Your output is one number, the count of lines in the listing below that hold the word "Accept".
►
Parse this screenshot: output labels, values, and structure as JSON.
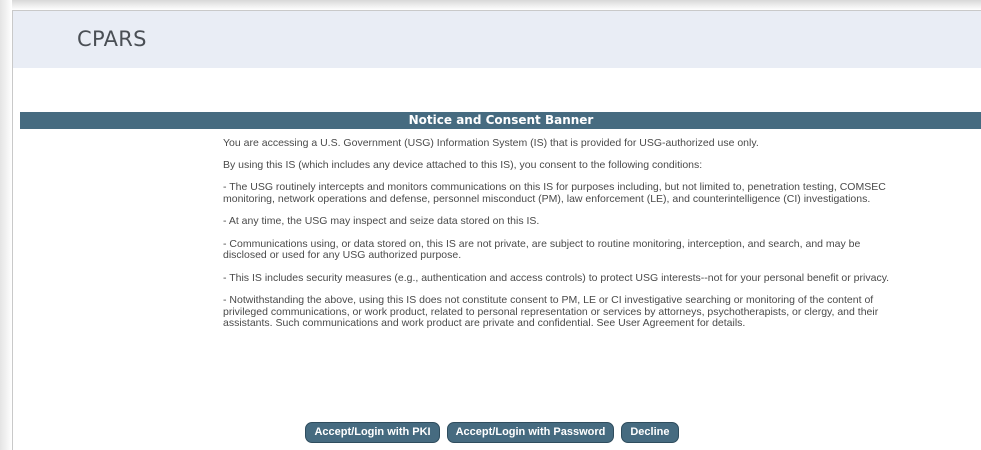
{
  "app": {
    "logo_text": "CPARS"
  },
  "banner": {
    "title": "Notice and Consent Banner"
  },
  "notice": {
    "paragraphs": [
      "You are accessing a U.S. Government (USG) Information System (IS) that is provided for USG-authorized use only.",
      "By using this IS (which includes any device attached to this IS), you consent to the following conditions:",
      "- The USG routinely intercepts and monitors communications on this IS for purposes including, but not limited to, penetration testing, COMSEC monitoring, network operations and defense, personnel misconduct (PM), law enforcement (LE), and counterintelligence (CI) investigations.",
      "- At any time, the USG may inspect and seize data stored on this IS.",
      "- Communications using, or data stored on, this IS are not private, are subject to routine monitoring, interception, and search, and may be disclosed or used for any USG authorized purpose.",
      "- This IS includes security measures (e.g., authentication and access controls) to protect USG interests--not for your personal benefit or privacy.",
      "- Notwithstanding the above, using this IS does not constitute consent to PM, LE or CI investigative searching or monitoring of the content of privileged communications, or work product, related to personal representation or services by attorneys, psychotherapists, or clergy, and their assistants. Such communications and work product are private and confidential. See User Agreement for details."
    ]
  },
  "buttons": {
    "pki_label": "Accept/Login with PKI",
    "password_label": "Accept/Login with Password",
    "decline_label": "Decline"
  },
  "colors": {
    "accent": "#466b80",
    "header_bg": "#e9edf5",
    "body_text": "#4a4a4a"
  }
}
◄
Answer for this exercise: 2